With his head between my mother’s splayed legs,
Doctor Cheung joked, “He looks like one of mine!”
He was Chinese. I had jaundice.
My old man never laughed at that story,
through countless retellings. He’d slink away
to drink, like my skin was still dripping
yellow stains on his manliness.
My mother knew Cheung from pilot school,
years before his M.D., years before
my dad or me. Tales from her flying
days inevitably followed the story
of my jaundiced birth. As natural
to flight as an eagle, as graceful
as contrail clouds. Until she packed
away her wings, for reasons
left unspoken. With a shrug, she’d mutter
how she never feared to fall
until she met my father. Many years,
many broken marriages later,
she admitted she’d never learned
how to recover from a stall.
Ryan Stone writes after midnight in Melbourne, Australia. He lives beside Sherbrooke Forest with his wife, two young sons, a German Shepherd, and a Belgian Malinois.
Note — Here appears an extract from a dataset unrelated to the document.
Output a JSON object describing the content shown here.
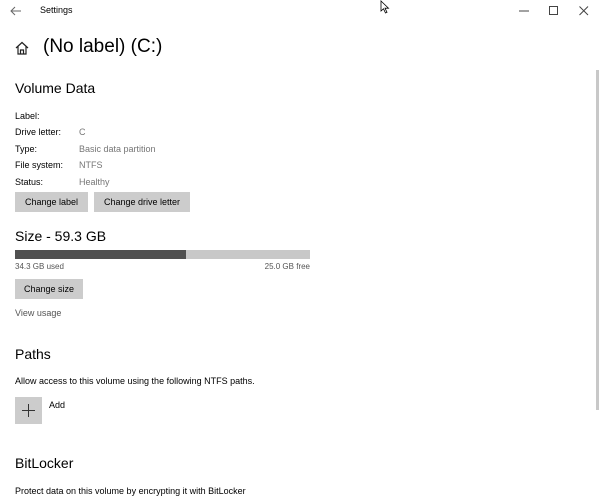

On daily walks through his woodland surrounds, he often falls down rabbit holes.